Rabies: Health threat to animals in Western and Western North Regions

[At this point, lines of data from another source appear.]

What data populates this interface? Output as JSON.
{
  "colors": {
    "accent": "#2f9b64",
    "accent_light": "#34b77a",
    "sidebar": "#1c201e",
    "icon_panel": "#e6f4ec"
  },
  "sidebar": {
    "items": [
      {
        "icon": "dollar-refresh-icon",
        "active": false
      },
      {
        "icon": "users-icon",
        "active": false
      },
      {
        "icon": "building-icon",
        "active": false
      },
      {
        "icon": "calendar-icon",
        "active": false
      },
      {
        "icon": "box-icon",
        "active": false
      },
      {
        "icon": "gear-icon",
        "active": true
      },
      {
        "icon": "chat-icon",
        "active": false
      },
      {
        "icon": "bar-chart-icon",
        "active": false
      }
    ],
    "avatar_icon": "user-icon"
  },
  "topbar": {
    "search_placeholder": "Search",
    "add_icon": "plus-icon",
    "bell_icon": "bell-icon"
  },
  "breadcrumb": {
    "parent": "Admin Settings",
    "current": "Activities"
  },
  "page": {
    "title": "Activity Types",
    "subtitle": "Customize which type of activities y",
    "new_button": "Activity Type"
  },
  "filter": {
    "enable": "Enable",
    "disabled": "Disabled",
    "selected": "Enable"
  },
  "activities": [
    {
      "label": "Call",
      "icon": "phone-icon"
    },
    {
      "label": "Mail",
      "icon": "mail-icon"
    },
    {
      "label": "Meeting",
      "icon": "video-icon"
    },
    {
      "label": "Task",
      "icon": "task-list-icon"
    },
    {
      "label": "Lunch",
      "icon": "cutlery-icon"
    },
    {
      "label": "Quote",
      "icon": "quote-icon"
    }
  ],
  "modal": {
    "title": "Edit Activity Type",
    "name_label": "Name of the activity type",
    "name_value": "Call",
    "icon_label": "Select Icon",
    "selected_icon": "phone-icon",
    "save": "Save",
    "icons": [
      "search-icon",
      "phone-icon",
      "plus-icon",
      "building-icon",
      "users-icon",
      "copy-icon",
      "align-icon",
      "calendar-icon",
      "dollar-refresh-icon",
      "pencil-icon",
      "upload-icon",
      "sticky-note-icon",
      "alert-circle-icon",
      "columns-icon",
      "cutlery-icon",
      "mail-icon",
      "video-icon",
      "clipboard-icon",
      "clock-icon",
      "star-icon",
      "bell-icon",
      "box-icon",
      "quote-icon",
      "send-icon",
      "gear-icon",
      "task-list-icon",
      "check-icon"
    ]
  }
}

Rabies is a viral infectious disease that spreads from animals to humans and continues to pose a public health threat to animals in the Western and Western North Regions. Though officers from the Veterinary Services Directorate annually embark on vaccination exercise in Metropolitan, Municipal and District Assemblies (MMDA's) across the two regions, owners of domestic animals especially dogs, cats and monkeys deliberately refuse to send them for vaccination. Statistics In 2000, the Western Region recorded a total of 1,475 dog bite cases, as against 1,547 in 2021. For 2022 a total of 1,509 cases were recorded, while in 2023 a total of 500 have so far been recorded. On human rabies deaths, in 2017, out of nine cases recorded, eight passed on, in 2018, two deaths were recorded and between 2019 to 2023, one death was recorded each year. Reported cases of rabies in dogs' data for the past five years revealed that in 2017, 14 positive cases were recorded; in 2018 six cases were reported, while in 2019 13 cases were reported with 11 cases reported in 2020 and 2022 reported eight cases. Although the year 2023 has not ended, a total of 21 positive cases have already been recorded. Dr Simon Gbene, Regional Veterinary Officer in-charge of the Western and Western North Regions, told the Ghana News Agency (GNA), that all these suspected cases were confirmed by a laboratory test. Challenges 'Our major headache is the cooperation of pet owners in the Western and Western North Regions. We take the vaccines to them and yet they do not want to vaccinate their dogs' he lamented. He said: 'From the 2010 census which has not been updated, the total population of dogs and cats in the two regions stood at 156,000. For our annual vaccination this year as of Friday 29th September 2023, a total of 3,365 dogs and 29 cats have been vaccinated but is not encouraging.' Dr Gbene said: 'The reason for the low recorded number of vaccinated pets is because citizens are unwilling to present their pets for vaccination and thus accounted for the number of positive rabies cases'. He explained that currently we are educating owners of these pets as there is a law in the Local Governance Act 2016, Act 936 Schedule 8, number 1 is dog license. It is obligatory that if you have a dog, you need a license to keep it. If you do not, and you are taken to court you may be convicted to a jail term of six months, a fine or both' Also, we have laws, in the Public Health Act 2012 Act 851 and Disease of Animal Act 1961 Act 83 all of them capture aspects of citizens vaccinating their animals and not only against rabies' He recalled that the Directorate had prosecuted several citizens in the Tarkwa-Nsuaem Municipality and would extend the exercise to the other districts and municipalities in both the Western and Western North Regions to serve as a deterrent to the public. Educational programmes 'The Directorate would be rolling out this education regularly because dogs are the major transmitter of rabies to humans and currently the World Health Organization (WHO) has a target to eliminate rabies by 2030' Dr Gbene announced. Additionally, the Regional Veterinary Officer, revealed that 'reason why we are elated with the Local Governance Act is that with this one when the assembly officers check for licenses, they will include dogs, so for instance with the e-tankas instituted by the Western Regional Coordinating Council, under the leadership of the Western Regional Minister, Mr Kwabena Okyere Darko-Mensah, l have written to him that they should include dogs so owners who fail to abide by the law would be fine instantly.' He noted that the directorate would liaise with assembly members, unit committee members and traditional authorities to sensitize dog owners on the importance of having licenses for their dogs, adding, it would help eliminate the prevalence of rabies. The Regional Veterinary Officer appealed to pet owners to cooperate with the directorate because they were their clients, and always wanted cordial relations to exist between them. When the GNA visited some Municipal and District Assemblies in the Western and Western North Regions to interact with some dog owners on the dangers associated with not vaccinating their dogs, some promised to do so were unconcerned. World Rabies Day falls on September 28 of every year. The theme for this year was 'All for one, one health for all'.

Source: Ghana News Agency